--- Task input ---
========================================
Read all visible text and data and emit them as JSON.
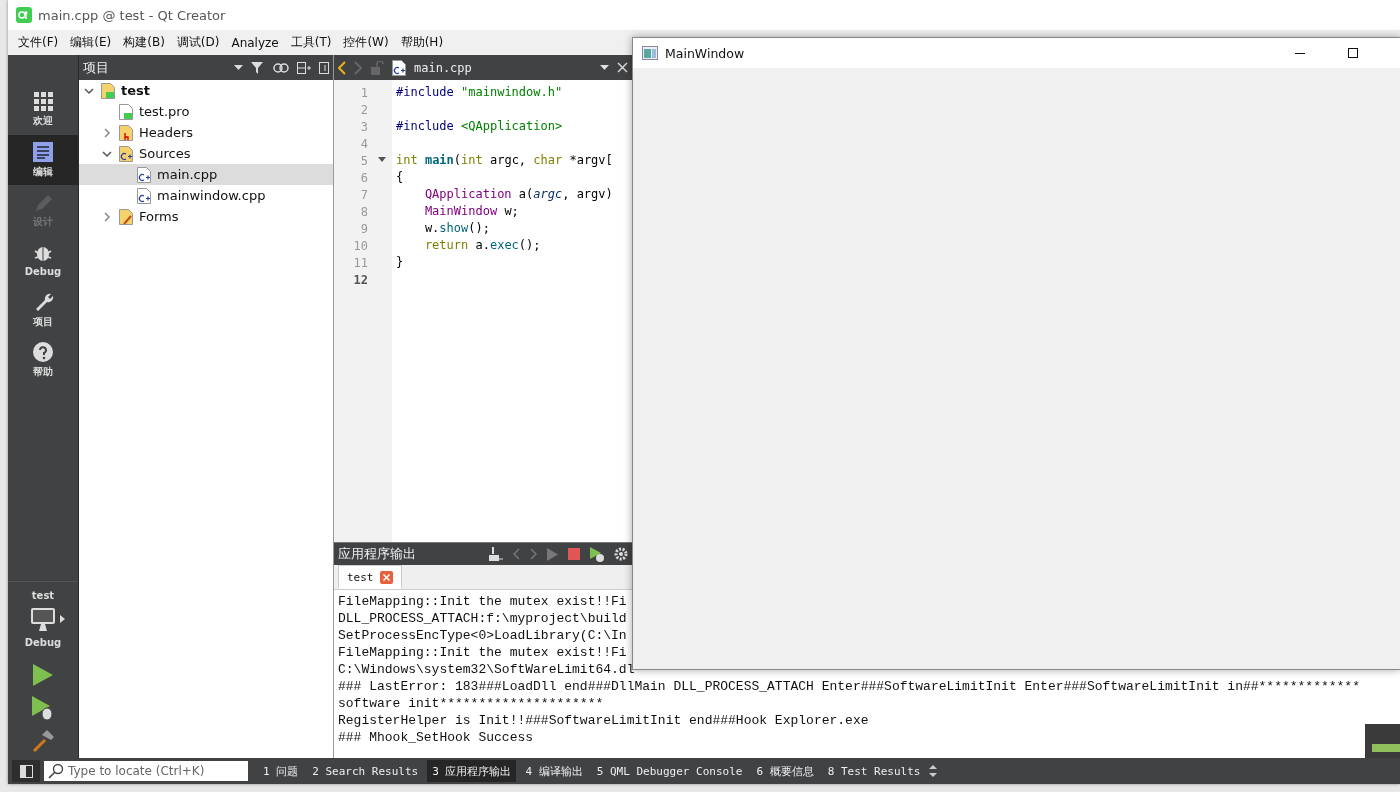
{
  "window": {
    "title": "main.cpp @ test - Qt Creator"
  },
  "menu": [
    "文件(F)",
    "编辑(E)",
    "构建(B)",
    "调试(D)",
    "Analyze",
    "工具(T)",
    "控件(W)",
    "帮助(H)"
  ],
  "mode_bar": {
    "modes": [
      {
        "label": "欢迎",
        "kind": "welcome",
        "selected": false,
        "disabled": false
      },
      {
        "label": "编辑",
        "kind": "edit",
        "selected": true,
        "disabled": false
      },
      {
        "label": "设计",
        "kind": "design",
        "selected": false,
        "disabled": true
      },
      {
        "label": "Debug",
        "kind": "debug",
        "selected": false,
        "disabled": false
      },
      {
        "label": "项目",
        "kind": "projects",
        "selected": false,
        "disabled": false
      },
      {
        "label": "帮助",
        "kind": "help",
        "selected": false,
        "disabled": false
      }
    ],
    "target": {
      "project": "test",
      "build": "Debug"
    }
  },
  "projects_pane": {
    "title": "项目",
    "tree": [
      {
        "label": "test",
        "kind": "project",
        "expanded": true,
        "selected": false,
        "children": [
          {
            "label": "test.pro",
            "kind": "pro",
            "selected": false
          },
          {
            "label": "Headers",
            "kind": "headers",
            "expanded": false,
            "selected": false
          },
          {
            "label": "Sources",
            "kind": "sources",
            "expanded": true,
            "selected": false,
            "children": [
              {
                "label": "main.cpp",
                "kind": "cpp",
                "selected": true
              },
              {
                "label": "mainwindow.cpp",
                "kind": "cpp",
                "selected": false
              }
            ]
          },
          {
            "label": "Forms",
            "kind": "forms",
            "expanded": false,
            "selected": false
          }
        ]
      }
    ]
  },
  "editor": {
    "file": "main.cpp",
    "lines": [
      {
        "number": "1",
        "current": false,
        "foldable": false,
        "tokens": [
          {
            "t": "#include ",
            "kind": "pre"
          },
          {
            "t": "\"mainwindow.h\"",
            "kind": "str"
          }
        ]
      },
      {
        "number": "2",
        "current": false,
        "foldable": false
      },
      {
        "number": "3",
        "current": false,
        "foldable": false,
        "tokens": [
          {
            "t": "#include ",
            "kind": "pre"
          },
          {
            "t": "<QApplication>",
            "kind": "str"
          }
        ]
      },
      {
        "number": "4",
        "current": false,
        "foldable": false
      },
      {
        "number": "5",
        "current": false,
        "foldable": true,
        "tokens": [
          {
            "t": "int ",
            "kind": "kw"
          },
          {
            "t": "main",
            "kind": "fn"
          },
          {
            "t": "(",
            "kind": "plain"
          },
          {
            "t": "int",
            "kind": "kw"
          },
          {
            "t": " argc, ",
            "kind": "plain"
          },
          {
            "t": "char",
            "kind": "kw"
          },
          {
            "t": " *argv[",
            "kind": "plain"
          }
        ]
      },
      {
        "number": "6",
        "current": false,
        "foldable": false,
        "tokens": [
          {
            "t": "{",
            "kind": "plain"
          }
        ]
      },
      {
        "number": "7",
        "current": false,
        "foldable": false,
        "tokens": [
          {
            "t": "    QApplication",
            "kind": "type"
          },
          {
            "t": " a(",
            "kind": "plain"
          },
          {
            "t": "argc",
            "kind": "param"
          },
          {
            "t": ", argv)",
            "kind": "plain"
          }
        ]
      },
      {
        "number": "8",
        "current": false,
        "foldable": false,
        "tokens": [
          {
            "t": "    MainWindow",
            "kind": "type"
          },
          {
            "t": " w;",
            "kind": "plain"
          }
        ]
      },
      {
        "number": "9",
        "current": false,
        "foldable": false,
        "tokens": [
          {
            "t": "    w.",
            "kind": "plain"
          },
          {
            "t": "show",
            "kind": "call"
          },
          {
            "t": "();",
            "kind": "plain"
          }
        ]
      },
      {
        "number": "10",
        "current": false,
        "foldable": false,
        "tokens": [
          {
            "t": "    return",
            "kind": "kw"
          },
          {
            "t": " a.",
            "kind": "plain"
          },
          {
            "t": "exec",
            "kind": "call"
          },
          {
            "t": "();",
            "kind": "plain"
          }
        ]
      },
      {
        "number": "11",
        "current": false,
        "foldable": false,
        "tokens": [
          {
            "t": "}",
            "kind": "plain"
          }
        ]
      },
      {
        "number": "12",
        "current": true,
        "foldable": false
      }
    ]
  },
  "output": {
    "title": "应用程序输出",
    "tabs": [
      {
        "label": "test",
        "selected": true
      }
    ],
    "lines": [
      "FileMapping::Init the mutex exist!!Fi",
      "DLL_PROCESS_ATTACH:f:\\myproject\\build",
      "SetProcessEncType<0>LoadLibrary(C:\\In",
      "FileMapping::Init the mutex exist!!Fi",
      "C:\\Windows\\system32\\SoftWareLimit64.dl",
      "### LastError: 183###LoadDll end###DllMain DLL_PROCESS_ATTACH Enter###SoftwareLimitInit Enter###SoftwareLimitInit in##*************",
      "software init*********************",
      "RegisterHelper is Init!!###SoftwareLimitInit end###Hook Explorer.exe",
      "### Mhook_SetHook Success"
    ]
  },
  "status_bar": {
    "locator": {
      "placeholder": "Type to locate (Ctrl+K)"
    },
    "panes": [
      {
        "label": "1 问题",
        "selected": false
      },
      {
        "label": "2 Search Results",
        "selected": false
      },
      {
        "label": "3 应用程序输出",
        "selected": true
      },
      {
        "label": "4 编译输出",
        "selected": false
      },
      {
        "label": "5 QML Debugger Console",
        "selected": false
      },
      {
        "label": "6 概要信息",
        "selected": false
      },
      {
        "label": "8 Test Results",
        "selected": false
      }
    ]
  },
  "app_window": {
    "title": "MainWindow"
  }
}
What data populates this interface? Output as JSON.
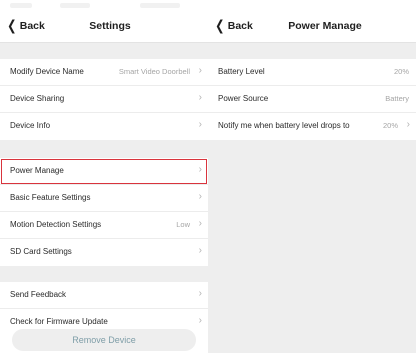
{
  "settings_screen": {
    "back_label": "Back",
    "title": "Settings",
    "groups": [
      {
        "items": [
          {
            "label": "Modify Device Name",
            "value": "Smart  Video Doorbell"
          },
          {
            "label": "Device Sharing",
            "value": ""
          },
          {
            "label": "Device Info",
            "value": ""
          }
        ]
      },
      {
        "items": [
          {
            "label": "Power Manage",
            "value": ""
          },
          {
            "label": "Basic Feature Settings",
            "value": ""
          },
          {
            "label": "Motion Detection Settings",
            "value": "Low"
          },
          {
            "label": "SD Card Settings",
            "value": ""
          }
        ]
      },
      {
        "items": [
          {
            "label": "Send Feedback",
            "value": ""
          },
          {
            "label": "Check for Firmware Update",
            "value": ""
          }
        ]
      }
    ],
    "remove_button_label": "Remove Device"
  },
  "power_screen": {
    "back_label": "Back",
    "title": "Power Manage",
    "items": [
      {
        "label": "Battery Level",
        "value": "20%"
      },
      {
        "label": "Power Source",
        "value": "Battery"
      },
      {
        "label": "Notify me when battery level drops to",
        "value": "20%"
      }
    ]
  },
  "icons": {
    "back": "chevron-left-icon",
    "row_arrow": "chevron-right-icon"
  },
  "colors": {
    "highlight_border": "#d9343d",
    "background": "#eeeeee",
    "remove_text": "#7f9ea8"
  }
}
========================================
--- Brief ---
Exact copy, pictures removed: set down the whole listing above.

--- Response area ---
Read all visible text and data and emit them as JSON.
{
  "window": {
    "title": "main.cpp @ test - Qt Creator"
  },
  "menu": [
    "文件(F)",
    "编辑(E)",
    "构建(B)",
    "调试(D)",
    "Analyze",
    "工具(T)",
    "控件(W)",
    "帮助(H)"
  ],
  "mode_bar": {
    "modes": [
      {
        "label": "欢迎",
        "kind": "welcome",
        "selected": false,
        "disabled": false
      },
      {
        "label": "编辑",
        "kind": "edit",
        "selected": true,
        "disabled": false
      },
      {
        "label": "设计",
        "kind": "design",
        "selected": false,
        "disabled": true
      },
      {
        "label": "Debug",
        "kind": "debug",
        "selected": false,
        "disabled": false
      },
      {
        "label": "项目",
        "kind": "projects",
        "selected": false,
        "disabled": false
      },
      {
        "label": "帮助",
        "kind": "help",
        "selected": false,
        "disabled": false
      }
    ],
    "target": {
      "project": "test",
      "build": "Debug"
    }
  },
  "projects_pane": {
    "title": "项目",
    "tree": [
      {
        "label": "test",
        "kind": "project",
        "expanded": true,
        "selected": false,
        "children": [
          {
            "label": "test.pro",
            "kind": "pro",
            "selected": false
          },
          {
            "label": "Headers",
            "kind": "headers",
            "expanded": false,
            "selected": false
          },
          {
            "label": "Sources",
            "kind": "sources",
            "expanded": true,
            "selected": false,
            "children": [
              {
                "label": "main.cpp",
                "kind": "cpp",
                "selected": true
              },
              {
                "label": "mainwindow.cpp",
                "kind": "cpp",
                "selected": false
              }
            ]
          },
          {
            "label": "Forms",
            "kind": "forms",
            "expanded": false,
            "selected": false
          }
        ]
      }
    ]
  },
  "editor": {
    "file": "main.cpp",
    "lines": [
      {
        "number": "1",
        "current": false,
        "foldable": false,
        "tokens": [
          {
            "t": "#include ",
            "kind": "pre"
          },
          {
            "t": "\"mainwindow.h\"",
            "kind": "str"
          }
        ]
      },
      {
        "number": "2",
        "current": false,
        "foldable": false
      },
      {
        "number": "3",
        "current": false,
        "foldable": false,
        "tokens": [
          {
            "t": "#include ",
            "kind": "pre"
          },
          {
            "t": "<QApplication>",
            "kind": "str"
          }
        ]
      },
      {
        "number": "4",
        "current": false,
        "foldable": false
      },
      {
        "number": "5",
        "current": false,
        "foldable": true,
        "tokens": [
          {
            "t": "int ",
            "kind": "kw"
          },
          {
            "t": "main",
            "kind": "fn"
          },
          {
            "t": "(",
            "kind": "plain"
          },
          {
            "t": "int",
            "kind": "kw"
          },
          {
            "t": " argc, ",
            "kind": "plain"
          },
          {
            "t": "char",
            "kind": "kw"
          },
          {
            "t": " *argv[",
            "kind": "plain"
          }
        ]
      },
      {
        "number": "6",
        "current": false,
        "foldable": false,
        "tokens": [
          {
            "t": "{",
            "kind": "plain"
          }
        ]
      },
      {
        "number": "7",
        "current": false,
        "foldable": false,
        "tokens": [
          {
            "t": "    QApplication",
            "kind": "type"
          },
          {
            "t": " a(",
            "kind": "plain"
          },
          {
            "t": "argc",
            "kind": "param"
          },
          {
            "t": ", argv)",
            "kind": "plain"
          }
        ]
      },
      {
        "number": "8",
        "current": false,
        "foldable": false,
        "tokens": [
          {
            "t": "    MainWindow",
            "kind": "type"
          },
          {
            "t": " w;",
            "kind": "plain"
          }
        ]
      },
      {
        "number": "9",
        "current": false,
        "foldable": false,
        "tokens": [
          {
            "t": "    w.",
            "kind": "plain"
          },
          {
            "t": "show",
            "kind": "call"
          },
          {
            "t": "();",
            "kind": "plain"
          }
        ]
      },
      {
        "number": "10",
        "current": false,
        "foldable": false,
        "tokens": [
          {
            "t": "    return",
            "kind": "kw"
          },
          {
            "t": " a.",
            "kind": "plain"
          },
          {
            "t": "exec",
            "kind": "call"
          },
          {
            "t": "();",
            "kind": "plain"
          }
        ]
      },
      {
        "number": "11",
        "current": false,
        "foldable": false,
        "tokens": [
          {
            "t": "}",
            "kind": "plain"
          }
        ]
      },
      {
        "number": "12",
        "current": true,
        "foldable": false
      }
    ]
  },
  "output": {
    "title": "应用程序输出",
    "tabs": [
      {
        "label": "test",
        "selected": true
      }
    ],
    "lines": [
      "FileMapping::Init the mutex exist!!Fi",
      "DLL_PROCESS_ATTACH:f:\\myproject\\build",
      "SetProcessEncType<0>LoadLibrary(C:\\In",
      "FileMapping::Init the mutex exist!!Fi",
      "C:\\Windows\\system32\\SoftWareLimit64.dl",
      "### LastError: 183###LoadDll end###DllMain DLL_PROCESS_ATTACH Enter###SoftwareLimitInit Enter###SoftwareLimitInit in##*************",
      "software init*********************",
      "RegisterHelper is Init!!###SoftwareLimitInit end###Hook Explorer.exe",
      "### Mhook_SetHook Success"
    ]
  },
  "status_bar": {
    "locator": {
      "placeholder": "Type to locate (Ctrl+K)"
    },
    "panes": [
      {
        "label": "1 问题",
        "selected": false
      },
      {
        "label": "2 Search Results",
        "selected": false
      },
      {
        "label": "3 应用程序输出",
        "selected": true
      },
      {
        "label": "4 编译输出",
        "selected": false
      },
      {
        "label": "5 QML Debugger Console",
        "selected": false
      },
      {
        "label": "6 概要信息",
        "selected": false
      },
      {
        "label": "8 Test Results",
        "selected": false
      }
    ]
  },
  "app_window": {
    "title": "MainWindow"
  }
}
What data populates this interface? Output as JSON.
{
  "settings_screen": {
    "back_label": "Back",
    "title": "Settings",
    "groups": [
      {
        "items": [
          {
            "label": "Modify Device Name",
            "value": "Smart  Video Doorbell"
          },
          {
            "label": "Device Sharing",
            "value": ""
          },
          {
            "label": "Device Info",
            "value": ""
          }
        ]
      },
      {
        "items": [
          {
            "label": "Power Manage",
            "value": ""
          },
          {
            "label": "Basic Feature Settings",
            "value": ""
          },
          {
            "label": "Motion Detection Settings",
            "value": "Low"
          },
          {
            "label": "SD Card Settings",
            "value": ""
          }
        ]
      },
      {
        "items": [
          {
            "label": "Send Feedback",
            "value": ""
          },
          {
            "label": "Check for Firmware Update",
            "value": ""
          }
        ]
      }
    ],
    "remove_button_label": "Remove Device"
  },
  "power_screen": {
    "back_label": "Back",
    "title": "Power Manage",
    "items": [
      {
        "label": "Battery Level",
        "value": "20%"
      },
      {
        "label": "Power Source",
        "value": "Battery"
      },
      {
        "label": "Notify me when battery level drops to",
        "value": "20%"
      }
    ]
  },
  "icons": {
    "back": "chevron-left-icon",
    "row_arrow": "chevron-right-icon"
  },
  "colors": {
    "highlight_border": "#d9343d",
    "background": "#eeeeee",
    "remove_text": "#7f9ea8"
  }
}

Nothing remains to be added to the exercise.